Your task =
Could you retype all of the entries below word for word?

--- Records for the exercise Enclosed Below ---

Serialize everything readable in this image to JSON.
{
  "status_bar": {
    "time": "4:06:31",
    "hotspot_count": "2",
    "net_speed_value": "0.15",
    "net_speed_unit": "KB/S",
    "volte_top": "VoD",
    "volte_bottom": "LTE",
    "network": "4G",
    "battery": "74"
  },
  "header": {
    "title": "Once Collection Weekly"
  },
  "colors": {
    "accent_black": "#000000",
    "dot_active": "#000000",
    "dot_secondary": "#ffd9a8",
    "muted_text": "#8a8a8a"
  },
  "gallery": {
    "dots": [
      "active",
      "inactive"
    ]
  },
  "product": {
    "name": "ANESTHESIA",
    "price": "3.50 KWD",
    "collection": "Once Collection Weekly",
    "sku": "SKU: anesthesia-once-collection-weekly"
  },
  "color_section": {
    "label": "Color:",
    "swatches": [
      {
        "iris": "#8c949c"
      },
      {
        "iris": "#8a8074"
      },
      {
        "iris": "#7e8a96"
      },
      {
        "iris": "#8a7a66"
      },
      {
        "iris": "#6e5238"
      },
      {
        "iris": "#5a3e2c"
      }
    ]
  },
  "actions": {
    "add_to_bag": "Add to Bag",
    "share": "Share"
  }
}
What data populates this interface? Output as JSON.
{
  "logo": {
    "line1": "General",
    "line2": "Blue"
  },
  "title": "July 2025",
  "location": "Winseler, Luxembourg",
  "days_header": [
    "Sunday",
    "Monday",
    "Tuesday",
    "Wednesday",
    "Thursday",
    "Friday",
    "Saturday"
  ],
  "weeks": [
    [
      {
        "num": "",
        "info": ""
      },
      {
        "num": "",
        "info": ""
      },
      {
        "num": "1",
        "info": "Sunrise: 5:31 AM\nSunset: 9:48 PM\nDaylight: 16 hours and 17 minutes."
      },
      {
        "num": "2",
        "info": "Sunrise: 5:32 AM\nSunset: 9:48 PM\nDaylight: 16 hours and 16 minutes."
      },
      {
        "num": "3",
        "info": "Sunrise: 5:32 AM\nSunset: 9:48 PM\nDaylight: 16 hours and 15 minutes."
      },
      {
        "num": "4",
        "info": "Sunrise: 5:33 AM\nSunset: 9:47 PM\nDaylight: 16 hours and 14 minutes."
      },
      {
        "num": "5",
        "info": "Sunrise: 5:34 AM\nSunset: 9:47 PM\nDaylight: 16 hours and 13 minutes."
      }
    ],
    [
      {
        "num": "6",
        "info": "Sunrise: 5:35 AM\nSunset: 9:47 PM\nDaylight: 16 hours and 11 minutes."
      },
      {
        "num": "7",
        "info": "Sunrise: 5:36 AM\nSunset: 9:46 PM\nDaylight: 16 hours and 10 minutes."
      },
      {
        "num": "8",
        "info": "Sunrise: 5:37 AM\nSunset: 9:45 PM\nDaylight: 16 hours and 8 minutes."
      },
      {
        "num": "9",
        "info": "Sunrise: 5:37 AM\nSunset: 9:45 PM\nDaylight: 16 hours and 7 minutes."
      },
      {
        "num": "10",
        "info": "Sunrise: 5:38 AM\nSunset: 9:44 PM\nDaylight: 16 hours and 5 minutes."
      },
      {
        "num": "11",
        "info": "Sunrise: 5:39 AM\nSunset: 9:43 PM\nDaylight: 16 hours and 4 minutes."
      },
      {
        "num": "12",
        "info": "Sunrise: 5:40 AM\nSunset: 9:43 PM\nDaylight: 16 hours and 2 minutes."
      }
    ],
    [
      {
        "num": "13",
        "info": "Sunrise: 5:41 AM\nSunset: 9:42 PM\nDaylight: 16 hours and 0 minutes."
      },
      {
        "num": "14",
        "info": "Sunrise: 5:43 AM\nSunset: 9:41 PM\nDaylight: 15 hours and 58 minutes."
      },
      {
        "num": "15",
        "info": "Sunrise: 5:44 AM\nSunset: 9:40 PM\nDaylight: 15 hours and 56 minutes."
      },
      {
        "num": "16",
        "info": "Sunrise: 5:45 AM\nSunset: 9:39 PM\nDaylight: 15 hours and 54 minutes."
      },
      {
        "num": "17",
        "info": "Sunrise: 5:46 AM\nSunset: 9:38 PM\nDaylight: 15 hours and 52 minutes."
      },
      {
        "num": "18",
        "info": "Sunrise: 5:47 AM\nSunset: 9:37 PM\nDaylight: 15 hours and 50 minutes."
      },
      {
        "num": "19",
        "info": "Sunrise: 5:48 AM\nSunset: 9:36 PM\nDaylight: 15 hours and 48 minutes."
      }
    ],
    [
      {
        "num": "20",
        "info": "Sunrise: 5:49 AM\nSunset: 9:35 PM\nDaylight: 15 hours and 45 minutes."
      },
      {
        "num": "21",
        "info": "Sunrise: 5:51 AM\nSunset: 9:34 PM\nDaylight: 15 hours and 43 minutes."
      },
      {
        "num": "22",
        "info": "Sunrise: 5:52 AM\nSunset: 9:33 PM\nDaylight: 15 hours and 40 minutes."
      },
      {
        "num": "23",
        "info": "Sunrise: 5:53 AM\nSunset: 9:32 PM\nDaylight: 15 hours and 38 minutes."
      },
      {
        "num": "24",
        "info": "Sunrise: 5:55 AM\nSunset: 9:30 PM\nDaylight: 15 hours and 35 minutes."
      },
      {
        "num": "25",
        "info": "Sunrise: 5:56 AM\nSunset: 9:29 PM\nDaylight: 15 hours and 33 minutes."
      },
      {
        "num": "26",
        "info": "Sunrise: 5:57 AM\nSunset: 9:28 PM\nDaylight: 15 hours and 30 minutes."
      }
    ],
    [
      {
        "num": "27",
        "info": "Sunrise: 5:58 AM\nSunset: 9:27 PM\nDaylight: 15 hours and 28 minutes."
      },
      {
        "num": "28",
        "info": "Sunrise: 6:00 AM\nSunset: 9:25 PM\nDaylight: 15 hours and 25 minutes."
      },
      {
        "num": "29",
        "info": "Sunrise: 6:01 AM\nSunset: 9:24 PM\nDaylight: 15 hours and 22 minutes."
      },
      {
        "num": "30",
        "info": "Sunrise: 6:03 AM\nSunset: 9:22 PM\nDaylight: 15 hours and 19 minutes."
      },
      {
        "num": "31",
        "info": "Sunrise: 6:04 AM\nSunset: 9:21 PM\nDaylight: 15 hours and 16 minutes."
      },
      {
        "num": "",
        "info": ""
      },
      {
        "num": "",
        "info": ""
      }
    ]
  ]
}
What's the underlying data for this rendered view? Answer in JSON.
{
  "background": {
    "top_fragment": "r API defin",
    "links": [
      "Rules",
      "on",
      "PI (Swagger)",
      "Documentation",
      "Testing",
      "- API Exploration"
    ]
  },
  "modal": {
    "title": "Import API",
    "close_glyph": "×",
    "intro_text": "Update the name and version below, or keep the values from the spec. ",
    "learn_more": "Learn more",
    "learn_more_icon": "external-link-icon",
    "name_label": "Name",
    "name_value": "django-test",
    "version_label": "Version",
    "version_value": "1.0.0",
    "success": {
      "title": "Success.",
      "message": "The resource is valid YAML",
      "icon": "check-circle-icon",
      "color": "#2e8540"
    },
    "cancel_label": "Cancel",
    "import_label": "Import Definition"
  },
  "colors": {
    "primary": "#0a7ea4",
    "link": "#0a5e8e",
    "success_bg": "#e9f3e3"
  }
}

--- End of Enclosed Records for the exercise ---

Result for this task =
Serialize everything readable in this image to JSON.
{
  "status_bar": {
    "time": "4:06:31",
    "hotspot_count": "2",
    "net_speed_value": "0.15",
    "net_speed_unit": "KB/S",
    "volte_top": "VoD",
    "volte_bottom": "LTE",
    "network": "4G",
    "battery": "74"
  },
  "header": {
    "title": "Once Collection Weekly"
  },
  "colors": {
    "accent_black": "#000000",
    "dot_active": "#000000",
    "dot_secondary": "#ffd9a8",
    "muted_text": "#8a8a8a"
  },
  "gallery": {
    "dots": [
      "active",
      "inactive"
    ]
  },
  "product": {
    "name": "ANESTHESIA",
    "price": "3.50 KWD",
    "collection": "Once Collection Weekly",
    "sku": "SKU: anesthesia-once-collection-weekly"
  },
  "color_section": {
    "label": "Color:",
    "swatches": [
      {
        "iris": "#8c949c"
      },
      {
        "iris": "#8a8074"
      },
      {
        "iris": "#7e8a96"
      },
      {
        "iris": "#8a7a66"
      },
      {
        "iris": "#6e5238"
      },
      {
        "iris": "#5a3e2c"
      }
    ]
  },
  "actions": {
    "add_to_bag": "Add to Bag",
    "share": "Share"
  }
}
What data populates this interface? Output as JSON.
{
  "logo": {
    "line1": "General",
    "line2": "Blue"
  },
  "title": "July 2025",
  "location": "Winseler, Luxembourg",
  "days_header": [
    "Sunday",
    "Monday",
    "Tuesday",
    "Wednesday",
    "Thursday",
    "Friday",
    "Saturday"
  ],
  "weeks": [
    [
      {
        "num": "",
        "info": ""
      },
      {
        "num": "",
        "info": ""
      },
      {
        "num": "1",
        "info": "Sunrise: 5:31 AM\nSunset: 9:48 PM\nDaylight: 16 hours and 17 minutes."
      },
      {
        "num": "2",
        "info": "Sunrise: 5:32 AM\nSunset: 9:48 PM\nDaylight: 16 hours and 16 minutes."
      },
      {
        "num": "3",
        "info": "Sunrise: 5:32 AM\nSunset: 9:48 PM\nDaylight: 16 hours and 15 minutes."
      },
      {
        "num": "4",
        "info": "Sunrise: 5:33 AM\nSunset: 9:47 PM\nDaylight: 16 hours and 14 minutes."
      },
      {
        "num": "5",
        "info": "Sunrise: 5:34 AM\nSunset: 9:47 PM\nDaylight: 16 hours and 13 minutes."
      }
    ],
    [
      {
        "num": "6",
        "info": "Sunrise: 5:35 AM\nSunset: 9:47 PM\nDaylight: 16 hours and 11 minutes."
      },
      {
        "num": "7",
        "info": "Sunrise: 5:36 AM\nSunset: 9:46 PM\nDaylight: 16 hours and 10 minutes."
      },
      {
        "num": "8",
        "info": "Sunrise: 5:37 AM\nSunset: 9:45 PM\nDaylight: 16 hours and 8 minutes."
      },
      {
        "num": "9",
        "info": "Sunrise: 5:37 AM\nSunset: 9:45 PM\nDaylight: 16 hours and 7 minutes."
      },
      {
        "num": "10",
        "info": "Sunrise: 5:38 AM\nSunset: 9:44 PM\nDaylight: 16 hours and 5 minutes."
      },
      {
        "num": "11",
        "info": "Sunrise: 5:39 AM\nSunset: 9:43 PM\nDaylight: 16 hours and 4 minutes."
      },
      {
        "num": "12",
        "info": "Sunrise: 5:40 AM\nSunset: 9:43 PM\nDaylight: 16 hours and 2 minutes."
      }
    ],
    [
      {
        "num": "13",
        "info": "Sunrise: 5:41 AM\nSunset: 9:42 PM\nDaylight: 16 hours and 0 minutes."
      },
      {
        "num": "14",
        "info": "Sunrise: 5:43 AM\nSunset: 9:41 PM\nDaylight: 15 hours and 58 minutes."
      },
      {
        "num": "15",
        "info": "Sunrise: 5:44 AM\nSunset: 9:40 PM\nDaylight: 15 hours and 56 minutes."
      },
      {
        "num": "16",
        "info": "Sunrise: 5:45 AM\nSunset: 9:39 PM\nDaylight: 15 hours and 54 minutes."
      },
      {
        "num": "17",
        "info": "Sunrise: 5:46 AM\nSunset: 9:38 PM\nDaylight: 15 hours and 52 minutes."
      },
      {
        "num": "18",
        "info": "Sunrise: 5:47 AM\nSunset: 9:37 PM\nDaylight: 15 hours and 50 minutes."
      },
      {
        "num": "19",
        "info": "Sunrise: 5:48 AM\nSunset: 9:36 PM\nDaylight: 15 hours and 48 minutes."
      }
    ],
    [
      {
        "num": "20",
        "info": "Sunrise: 5:49 AM\nSunset: 9:35 PM\nDaylight: 15 hours and 45 minutes."
      },
      {
        "num": "21",
        "info": "Sunrise: 5:51 AM\nSunset: 9:34 PM\nDaylight: 15 hours and 43 minutes."
      },
      {
        "num": "22",
        "info": "Sunrise: 5:52 AM\nSunset: 9:33 PM\nDaylight: 15 hours and 40 minutes."
      },
      {
        "num": "23",
        "info": "Sunrise: 5:53 AM\nSunset: 9:32 PM\nDaylight: 15 hours and 38 minutes."
      },
      {
        "num": "24",
        "info": "Sunrise: 5:55 AM\nSunset: 9:30 PM\nDaylight: 15 hours and 35 minutes."
      },
      {
        "num": "25",
        "info": "Sunrise: 5:56 AM\nSunset: 9:29 PM\nDaylight: 15 hours and 33 minutes."
      },
      {
        "num": "26",
        "info": "Sunrise: 5:57 AM\nSunset: 9:28 PM\nDaylight: 15 hours and 30 minutes."
      }
    ],
    [
      {
        "num": "27",
        "info": "Sunrise: 5:58 AM\nSunset: 9:27 PM\nDaylight: 15 hours and 28 minutes."
      },
      {
        "num": "28",
        "info": "Sunrise: 6:00 AM\nSunset: 9:25 PM\nDaylight: 15 hours and 25 minutes."
      },
      {
        "num": "29",
        "info": "Sunrise: 6:01 AM\nSunset: 9:24 PM\nDaylight: 15 hours and 22 minutes."
      },
      {
        "num": "30",
        "info": "Sunrise: 6:03 AM\nSunset: 9:22 PM\nDaylight: 15 hours and 19 minutes."
      },
      {
        "num": "31",
        "info": "Sunrise: 6:04 AM\nSunset: 9:21 PM\nDaylight: 15 hours and 16 minutes."
      },
      {
        "num": "",
        "info": ""
      },
      {
        "num": "",
        "info": ""
      }
    ]
  ]
}
What's the underlying data for this rendered view? Answer in JSON.
{
  "background": {
    "top_fragment": "r API defin",
    "links": [
      "Rules",
      "on",
      "PI (Swagger)",
      "Documentation",
      "Testing",
      "- API Exploration"
    ]
  },
  "modal": {
    "title": "Import API",
    "close_glyph": "×",
    "intro_text": "Update the name and version below, or keep the values from the spec. ",
    "learn_more": "Learn more",
    "learn_more_icon": "external-link-icon",
    "name_label": "Name",
    "name_value": "django-test",
    "version_label": "Version",
    "version_value": "1.0.0",
    "success": {
      "title": "Success.",
      "message": "The resource is valid YAML",
      "icon": "check-circle-icon",
      "color": "#2e8540"
    },
    "cancel_label": "Cancel",
    "import_label": "Import Definition"
  },
  "colors": {
    "primary": "#0a7ea4",
    "link": "#0a5e8e",
    "success_bg": "#e9f3e3"
  }
}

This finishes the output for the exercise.